Exercise directions ▸ Write out all the data again, exactly.

+++

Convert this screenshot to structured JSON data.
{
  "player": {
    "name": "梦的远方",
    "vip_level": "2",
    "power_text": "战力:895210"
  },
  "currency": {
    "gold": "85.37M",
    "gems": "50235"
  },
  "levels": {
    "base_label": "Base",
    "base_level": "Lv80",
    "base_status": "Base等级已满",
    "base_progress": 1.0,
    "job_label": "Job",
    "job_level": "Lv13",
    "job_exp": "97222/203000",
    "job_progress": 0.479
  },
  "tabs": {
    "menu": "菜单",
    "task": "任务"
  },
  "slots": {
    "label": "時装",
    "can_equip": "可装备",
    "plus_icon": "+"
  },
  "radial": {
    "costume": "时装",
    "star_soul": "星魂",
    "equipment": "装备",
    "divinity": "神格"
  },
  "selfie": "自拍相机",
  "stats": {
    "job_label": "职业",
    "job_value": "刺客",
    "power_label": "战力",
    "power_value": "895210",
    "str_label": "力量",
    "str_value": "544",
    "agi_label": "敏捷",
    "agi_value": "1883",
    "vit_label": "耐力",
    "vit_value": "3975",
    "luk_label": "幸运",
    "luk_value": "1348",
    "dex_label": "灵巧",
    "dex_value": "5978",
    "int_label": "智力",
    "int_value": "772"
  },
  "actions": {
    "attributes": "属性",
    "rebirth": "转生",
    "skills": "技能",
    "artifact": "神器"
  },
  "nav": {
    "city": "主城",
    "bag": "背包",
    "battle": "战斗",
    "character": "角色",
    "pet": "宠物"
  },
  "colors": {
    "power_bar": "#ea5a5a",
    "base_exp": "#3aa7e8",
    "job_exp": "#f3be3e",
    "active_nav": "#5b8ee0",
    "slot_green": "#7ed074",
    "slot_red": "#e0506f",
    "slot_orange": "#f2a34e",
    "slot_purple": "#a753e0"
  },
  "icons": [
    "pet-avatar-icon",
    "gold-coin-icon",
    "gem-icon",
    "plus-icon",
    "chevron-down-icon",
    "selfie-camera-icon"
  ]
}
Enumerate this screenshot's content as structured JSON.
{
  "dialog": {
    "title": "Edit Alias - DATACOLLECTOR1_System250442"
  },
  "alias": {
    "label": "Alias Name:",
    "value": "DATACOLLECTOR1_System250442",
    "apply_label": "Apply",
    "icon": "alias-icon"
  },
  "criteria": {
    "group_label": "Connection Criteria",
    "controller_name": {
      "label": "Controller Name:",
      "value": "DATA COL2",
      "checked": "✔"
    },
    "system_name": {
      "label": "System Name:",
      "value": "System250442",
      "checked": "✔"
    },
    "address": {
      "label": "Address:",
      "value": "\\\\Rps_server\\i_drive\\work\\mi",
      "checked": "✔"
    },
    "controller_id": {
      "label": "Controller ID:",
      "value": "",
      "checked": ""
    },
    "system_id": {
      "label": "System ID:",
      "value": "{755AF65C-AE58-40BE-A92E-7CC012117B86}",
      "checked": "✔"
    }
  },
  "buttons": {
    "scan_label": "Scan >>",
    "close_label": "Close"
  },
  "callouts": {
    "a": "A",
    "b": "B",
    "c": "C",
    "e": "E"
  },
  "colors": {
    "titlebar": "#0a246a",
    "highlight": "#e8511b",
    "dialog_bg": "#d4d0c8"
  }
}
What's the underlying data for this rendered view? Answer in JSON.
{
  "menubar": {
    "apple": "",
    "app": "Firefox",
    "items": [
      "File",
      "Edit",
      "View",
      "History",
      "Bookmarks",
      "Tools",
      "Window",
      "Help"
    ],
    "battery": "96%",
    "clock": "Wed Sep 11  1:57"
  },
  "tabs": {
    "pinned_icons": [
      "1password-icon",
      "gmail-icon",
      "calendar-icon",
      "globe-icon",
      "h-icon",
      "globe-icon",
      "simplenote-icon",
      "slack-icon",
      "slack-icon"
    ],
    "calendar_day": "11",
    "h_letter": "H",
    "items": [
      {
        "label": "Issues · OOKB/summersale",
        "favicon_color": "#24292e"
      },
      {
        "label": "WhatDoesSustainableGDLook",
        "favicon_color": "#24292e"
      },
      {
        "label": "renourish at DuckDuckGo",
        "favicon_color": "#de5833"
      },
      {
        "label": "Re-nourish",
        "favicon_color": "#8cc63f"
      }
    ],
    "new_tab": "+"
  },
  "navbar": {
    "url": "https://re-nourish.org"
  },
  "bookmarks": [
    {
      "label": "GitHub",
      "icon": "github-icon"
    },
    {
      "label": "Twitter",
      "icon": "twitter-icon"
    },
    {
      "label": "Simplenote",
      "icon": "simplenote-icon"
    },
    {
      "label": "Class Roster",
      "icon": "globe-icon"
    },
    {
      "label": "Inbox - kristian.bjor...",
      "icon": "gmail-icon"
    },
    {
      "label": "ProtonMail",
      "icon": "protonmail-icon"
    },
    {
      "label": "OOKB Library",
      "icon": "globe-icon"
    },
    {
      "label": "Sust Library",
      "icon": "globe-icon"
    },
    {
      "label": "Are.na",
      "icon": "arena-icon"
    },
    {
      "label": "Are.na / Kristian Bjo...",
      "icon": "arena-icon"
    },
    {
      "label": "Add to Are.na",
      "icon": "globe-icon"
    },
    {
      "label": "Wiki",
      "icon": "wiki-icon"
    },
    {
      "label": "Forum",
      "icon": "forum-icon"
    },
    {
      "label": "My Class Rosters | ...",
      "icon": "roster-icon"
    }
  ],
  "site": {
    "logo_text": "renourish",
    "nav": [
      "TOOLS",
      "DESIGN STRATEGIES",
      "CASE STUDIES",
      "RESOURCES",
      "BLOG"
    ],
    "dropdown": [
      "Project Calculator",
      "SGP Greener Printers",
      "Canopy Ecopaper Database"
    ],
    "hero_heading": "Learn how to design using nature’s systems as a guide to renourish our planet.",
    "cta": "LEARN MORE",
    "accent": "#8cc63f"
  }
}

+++

Solution to this exercise ▸
Convert this screenshot to structured JSON data.
{
  "player": {
    "name": "梦的远方",
    "vip_level": "2",
    "power_text": "战力:895210"
  },
  "currency": {
    "gold": "85.37M",
    "gems": "50235"
  },
  "levels": {
    "base_label": "Base",
    "base_level": "Lv80",
    "base_status": "Base等级已满",
    "base_progress": 1.0,
    "job_label": "Job",
    "job_level": "Lv13",
    "job_exp": "97222/203000",
    "job_progress": 0.479
  },
  "tabs": {
    "menu": "菜单",
    "task": "任务"
  },
  "slots": {
    "label": "時装",
    "can_equip": "可装备",
    "plus_icon": "+"
  },
  "radial": {
    "costume": "时装",
    "star_soul": "星魂",
    "equipment": "装备",
    "divinity": "神格"
  },
  "selfie": "自拍相机",
  "stats": {
    "job_label": "职业",
    "job_value": "刺客",
    "power_label": "战力",
    "power_value": "895210",
    "str_label": "力量",
    "str_value": "544",
    "agi_label": "敏捷",
    "agi_value": "1883",
    "vit_label": "耐力",
    "vit_value": "3975",
    "luk_label": "幸运",
    "luk_value": "1348",
    "dex_label": "灵巧",
    "dex_value": "5978",
    "int_label": "智力",
    "int_value": "772"
  },
  "actions": {
    "attributes": "属性",
    "rebirth": "转生",
    "skills": "技能",
    "artifact": "神器"
  },
  "nav": {
    "city": "主城",
    "bag": "背包",
    "battle": "战斗",
    "character": "角色",
    "pet": "宠物"
  },
  "colors": {
    "power_bar": "#ea5a5a",
    "base_exp": "#3aa7e8",
    "job_exp": "#f3be3e",
    "active_nav": "#5b8ee0",
    "slot_green": "#7ed074",
    "slot_red": "#e0506f",
    "slot_orange": "#f2a34e",
    "slot_purple": "#a753e0"
  },
  "icons": [
    "pet-avatar-icon",
    "gold-coin-icon",
    "gem-icon",
    "plus-icon",
    "chevron-down-icon",
    "selfie-camera-icon"
  ]
}
Enumerate this screenshot's content as structured JSON.
{
  "dialog": {
    "title": "Edit Alias - DATACOLLECTOR1_System250442"
  },
  "alias": {
    "label": "Alias Name:",
    "value": "DATACOLLECTOR1_System250442",
    "apply_label": "Apply",
    "icon": "alias-icon"
  },
  "criteria": {
    "group_label": "Connection Criteria",
    "controller_name": {
      "label": "Controller Name:",
      "value": "DATA COL2",
      "checked": "✔"
    },
    "system_name": {
      "label": "System Name:",
      "value": "System250442",
      "checked": "✔"
    },
    "address": {
      "label": "Address:",
      "value": "\\\\Rps_server\\i_drive\\work\\mi",
      "checked": "✔"
    },
    "controller_id": {
      "label": "Controller ID:",
      "value": "",
      "checked": ""
    },
    "system_id": {
      "label": "System ID:",
      "value": "{755AF65C-AE58-40BE-A92E-7CC012117B86}",
      "checked": "✔"
    }
  },
  "buttons": {
    "scan_label": "Scan >>",
    "close_label": "Close"
  },
  "callouts": {
    "a": "A",
    "b": "B",
    "c": "C",
    "e": "E"
  },
  "colors": {
    "titlebar": "#0a246a",
    "highlight": "#e8511b",
    "dialog_bg": "#d4d0c8"
  }
}
What's the underlying data for this rendered view? Answer in JSON.
{
  "menubar": {
    "apple": "",
    "app": "Firefox",
    "items": [
      "File",
      "Edit",
      "View",
      "History",
      "Bookmarks",
      "Tools",
      "Window",
      "Help"
    ],
    "battery": "96%",
    "clock": "Wed Sep 11  1:57"
  },
  "tabs": {
    "pinned_icons": [
      "1password-icon",
      "gmail-icon",
      "calendar-icon",
      "globe-icon",
      "h-icon",
      "globe-icon",
      "simplenote-icon",
      "slack-icon",
      "slack-icon"
    ],
    "calendar_day": "11",
    "h_letter": "H",
    "items": [
      {
        "label": "Issues · OOKB/summersale",
        "favicon_color": "#24292e"
      },
      {
        "label": "WhatDoesSustainableGDLook",
        "favicon_color": "#24292e"
      },
      {
        "label": "renourish at DuckDuckGo",
        "favicon_color": "#de5833"
      },
      {
        "label": "Re-nourish",
        "favicon_color": "#8cc63f"
      }
    ],
    "new_tab": "+"
  },
  "navbar": {
    "url": "https://re-nourish.org"
  },
  "bookmarks": [
    {
      "label": "GitHub",
      "icon": "github-icon"
    },
    {
      "label": "Twitter",
      "icon": "twitter-icon"
    },
    {
      "label": "Simplenote",
      "icon": "simplenote-icon"
    },
    {
      "label": "Class Roster",
      "icon": "globe-icon"
    },
    {
      "label": "Inbox - kristian.bjor...",
      "icon": "gmail-icon"
    },
    {
      "label": "ProtonMail",
      "icon": "protonmail-icon"
    },
    {
      "label": "OOKB Library",
      "icon": "globe-icon"
    },
    {
      "label": "Sust Library",
      "icon": "globe-icon"
    },
    {
      "label": "Are.na",
      "icon": "arena-icon"
    },
    {
      "label": "Are.na / Kristian Bjo...",
      "icon": "arena-icon"
    },
    {
      "label": "Add to Are.na",
      "icon": "globe-icon"
    },
    {
      "label": "Wiki",
      "icon": "wiki-icon"
    },
    {
      "label": "Forum",
      "icon": "forum-icon"
    },
    {
      "label": "My Class Rosters | ...",
      "icon": "roster-icon"
    }
  ],
  "site": {
    "logo_text": "renourish",
    "nav": [
      "TOOLS",
      "DESIGN STRATEGIES",
      "CASE STUDIES",
      "RESOURCES",
      "BLOG"
    ],
    "dropdown": [
      "Project Calculator",
      "SGP Greener Printers",
      "Canopy Ecopaper Database"
    ],
    "hero_heading": "Learn how to design using nature’s systems as a guide to renourish our planet.",
    "cta": "LEARN MORE",
    "accent": "#8cc63f"
  }
}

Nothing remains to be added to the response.